[Description of the task] Return the entries below word for word; no images should appear in the copy.

=== Given data ===

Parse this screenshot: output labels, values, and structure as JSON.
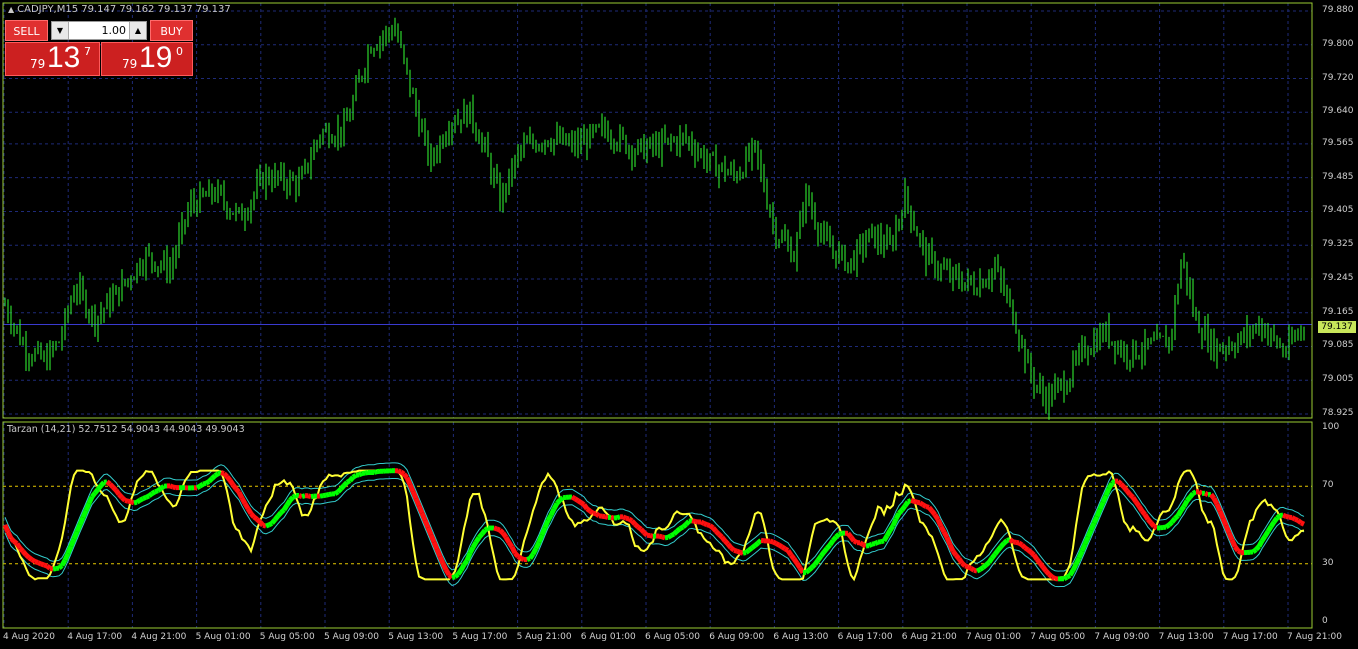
{
  "window": {
    "title": "CADJPY,M15  79.147 79.162 79.137 79.137"
  },
  "trade_panel": {
    "sell_label": "SELL",
    "buy_label": "BUY",
    "lot_value": "1.00",
    "bid_prefix": "79",
    "bid_big": "13",
    "bid_sup": "7",
    "ask_prefix": "79",
    "ask_big": "19",
    "ask_sup": "0"
  },
  "indicator": {
    "title": "Tarzan (14,21) 52.7512 54.9043 44.9043 49.9043"
  },
  "current_price": "79.137",
  "price_axis": [
    "79.880",
    "79.800",
    "79.720",
    "79.640",
    "79.565",
    "79.485",
    "79.405",
    "79.325",
    "79.245",
    "79.165",
    "79.085",
    "79.005",
    "78.925"
  ],
  "indicator_axis": [
    "100",
    "70",
    "30",
    "0"
  ],
  "time_axis": [
    "4 Aug 2020",
    "4 Aug 17:00",
    "4 Aug 21:00",
    "5 Aug 01:00",
    "5 Aug 05:00",
    "5 Aug 09:00",
    "5 Aug 13:00",
    "5 Aug 17:00",
    "5 Aug 21:00",
    "6 Aug 01:00",
    "6 Aug 05:00",
    "6 Aug 09:00",
    "6 Aug 13:00",
    "6 Aug 17:00",
    "6 Aug 21:00",
    "7 Aug 01:00",
    "7 Aug 05:00",
    "7 Aug 09:00",
    "7 Aug 13:00",
    "7 Aug 17:00",
    "7 Aug 21:00"
  ],
  "colors": {
    "candles": "#33ff33",
    "grid": "#1e2a78",
    "level_lines": "#e6c800",
    "axis_frame": "#9acd32",
    "signal_yellow": "#ffff33",
    "band_cyan": "#33cccc",
    "up_green": "#00ff00",
    "down_red": "#ff1010"
  },
  "chart_data": {
    "type": "line",
    "title": "CADJPY,M15",
    "ylim": [
      78.925,
      79.88
    ],
    "price_path": [
      [
        0,
        79.21
      ],
      [
        25,
        79.08
      ],
      [
        45,
        79.05
      ],
      [
        60,
        79.1
      ],
      [
        75,
        79.23
      ],
      [
        95,
        79.15
      ],
      [
        120,
        79.22
      ],
      [
        145,
        79.3
      ],
      [
        170,
        79.27
      ],
      [
        190,
        79.42
      ],
      [
        215,
        79.45
      ],
      [
        240,
        79.39
      ],
      [
        265,
        79.49
      ],
      [
        300,
        79.47
      ],
      [
        320,
        79.59
      ],
      [
        345,
        79.6
      ],
      [
        370,
        79.8
      ],
      [
        395,
        79.84
      ],
      [
        410,
        79.7
      ],
      [
        430,
        79.52
      ],
      [
        450,
        79.62
      ],
      [
        470,
        79.64
      ],
      [
        485,
        79.55
      ],
      [
        500,
        79.43
      ],
      [
        520,
        79.55
      ],
      [
        545,
        79.58
      ],
      [
        575,
        79.56
      ],
      [
        605,
        79.6
      ],
      [
        635,
        79.55
      ],
      [
        660,
        79.56
      ],
      [
        685,
        79.58
      ],
      [
        710,
        79.52
      ],
      [
        735,
        79.49
      ],
      [
        755,
        79.55
      ],
      [
        775,
        79.36
      ],
      [
        795,
        79.3
      ],
      [
        805,
        79.45
      ],
      [
        825,
        79.33
      ],
      [
        850,
        79.28
      ],
      [
        870,
        79.35
      ],
      [
        890,
        79.32
      ],
      [
        905,
        79.44
      ],
      [
        925,
        79.3
      ],
      [
        950,
        79.25
      ],
      [
        975,
        79.23
      ],
      [
        995,
        79.27
      ],
      [
        1015,
        79.15
      ],
      [
        1030,
        79.02
      ],
      [
        1045,
        78.96
      ],
      [
        1065,
        79.0
      ],
      [
        1085,
        79.08
      ],
      [
        1105,
        79.12
      ],
      [
        1125,
        79.07
      ],
      [
        1145,
        79.08
      ],
      [
        1170,
        79.1
      ],
      [
        1182,
        79.3
      ],
      [
        1195,
        79.15
      ],
      [
        1215,
        79.08
      ],
      [
        1240,
        79.1
      ],
      [
        1260,
        79.14
      ],
      [
        1285,
        79.07
      ],
      [
        1305,
        79.14
      ]
    ]
  }
}
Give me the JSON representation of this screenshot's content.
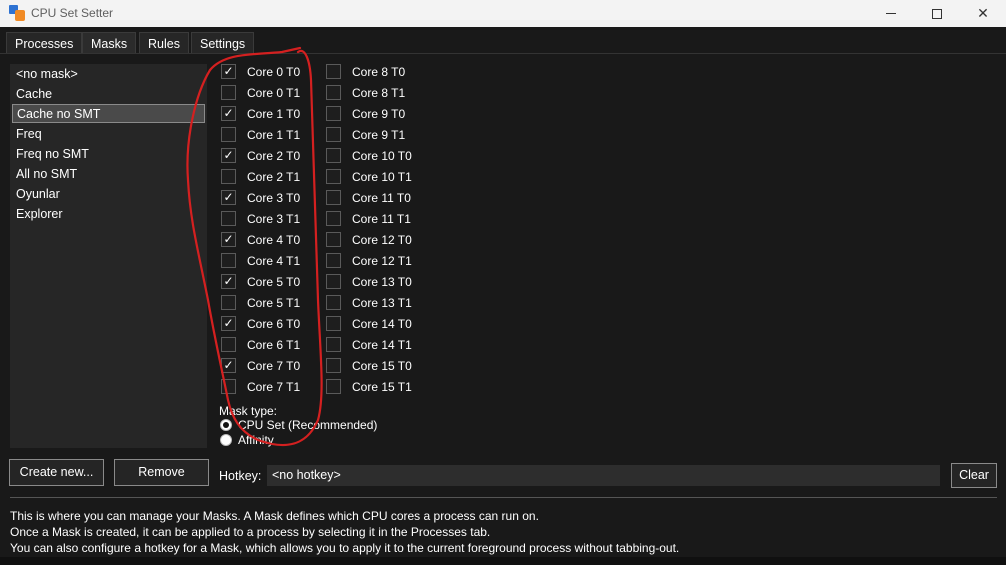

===

[Solution]
Parse this screenshot: output labels, values, and structure as JSON.
{
  "window": {
    "title": "CADJPY,M15  79.147 79.162 79.137 79.137"
  },
  "trade_panel": {
    "sell_label": "SELL",
    "buy_label": "BUY",
    "lot_value": "1.00",
    "bid_prefix": "79",
    "bid_big": "13",
    "bid_sup": "7",
    "ask_prefix": "79",
    "ask_big": "19",
    "ask_sup": "0"
  },
  "indicator": {
    "title": "Tarzan (14,21) 52.7512 54.9043 44.9043 49.9043"
  },
  "current_price": "79.137",
  "price_axis": [
    "79.880",
    "79.800",
    "79.720",
    "79.640",
    "79.565",
    "79.485",
    "79.405",
    "79.325",
    "79.245",
    "79.165",
    "79.085",
    "79.005",
    "78.925"
  ],
  "indicator_axis": [
    "100",
    "70",
    "30",
    "0"
  ],
  "time_axis": [
    "4 Aug 2020",
    "4 Aug 17:00",
    "4 Aug 21:00",
    "5 Aug 01:00",
    "5 Aug 05:00",
    "5 Aug 09:00",
    "5 Aug 13:00",
    "5 Aug 17:00",
    "5 Aug 21:00",
    "6 Aug 01:00",
    "6 Aug 05:00",
    "6 Aug 09:00",
    "6 Aug 13:00",
    "6 Aug 17:00",
    "6 Aug 21:00",
    "7 Aug 01:00",
    "7 Aug 05:00",
    "7 Aug 09:00",
    "7 Aug 13:00",
    "7 Aug 17:00",
    "7 Aug 21:00"
  ],
  "colors": {
    "candles": "#33ff33",
    "grid": "#1e2a78",
    "level_lines": "#e6c800",
    "axis_frame": "#9acd32",
    "signal_yellow": "#ffff33",
    "band_cyan": "#33cccc",
    "up_green": "#00ff00",
    "down_red": "#ff1010"
  },
  "chart_data": {
    "type": "line",
    "title": "CADJPY,M15",
    "ylim": [
      78.925,
      79.88
    ],
    "price_path": [
      [
        0,
        79.21
      ],
      [
        25,
        79.08
      ],
      [
        45,
        79.05
      ],
      [
        60,
        79.1
      ],
      [
        75,
        79.23
      ],
      [
        95,
        79.15
      ],
      [
        120,
        79.22
      ],
      [
        145,
        79.3
      ],
      [
        170,
        79.27
      ],
      [
        190,
        79.42
      ],
      [
        215,
        79.45
      ],
      [
        240,
        79.39
      ],
      [
        265,
        79.49
      ],
      [
        300,
        79.47
      ],
      [
        320,
        79.59
      ],
      [
        345,
        79.6
      ],
      [
        370,
        79.8
      ],
      [
        395,
        79.84
      ],
      [
        410,
        79.7
      ],
      [
        430,
        79.52
      ],
      [
        450,
        79.62
      ],
      [
        470,
        79.64
      ],
      [
        485,
        79.55
      ],
      [
        500,
        79.43
      ],
      [
        520,
        79.55
      ],
      [
        545,
        79.58
      ],
      [
        575,
        79.56
      ],
      [
        605,
        79.6
      ],
      [
        635,
        79.55
      ],
      [
        660,
        79.56
      ],
      [
        685,
        79.58
      ],
      [
        710,
        79.52
      ],
      [
        735,
        79.49
      ],
      [
        755,
        79.55
      ],
      [
        775,
        79.36
      ],
      [
        795,
        79.3
      ],
      [
        805,
        79.45
      ],
      [
        825,
        79.33
      ],
      [
        850,
        79.28
      ],
      [
        870,
        79.35
      ],
      [
        890,
        79.32
      ],
      [
        905,
        79.44
      ],
      [
        925,
        79.3
      ],
      [
        950,
        79.25
      ],
      [
        975,
        79.23
      ],
      [
        995,
        79.27
      ],
      [
        1015,
        79.15
      ],
      [
        1030,
        79.02
      ],
      [
        1045,
        78.96
      ],
      [
        1065,
        79.0
      ],
      [
        1085,
        79.08
      ],
      [
        1105,
        79.12
      ],
      [
        1125,
        79.07
      ],
      [
        1145,
        79.08
      ],
      [
        1170,
        79.1
      ],
      [
        1182,
        79.3
      ],
      [
        1195,
        79.15
      ],
      [
        1215,
        79.08
      ],
      [
        1240,
        79.1
      ],
      [
        1260,
        79.14
      ],
      [
        1285,
        79.07
      ],
      [
        1305,
        79.14
      ]
    ]
  }
}
Give me the JSON representation of this screenshot's content.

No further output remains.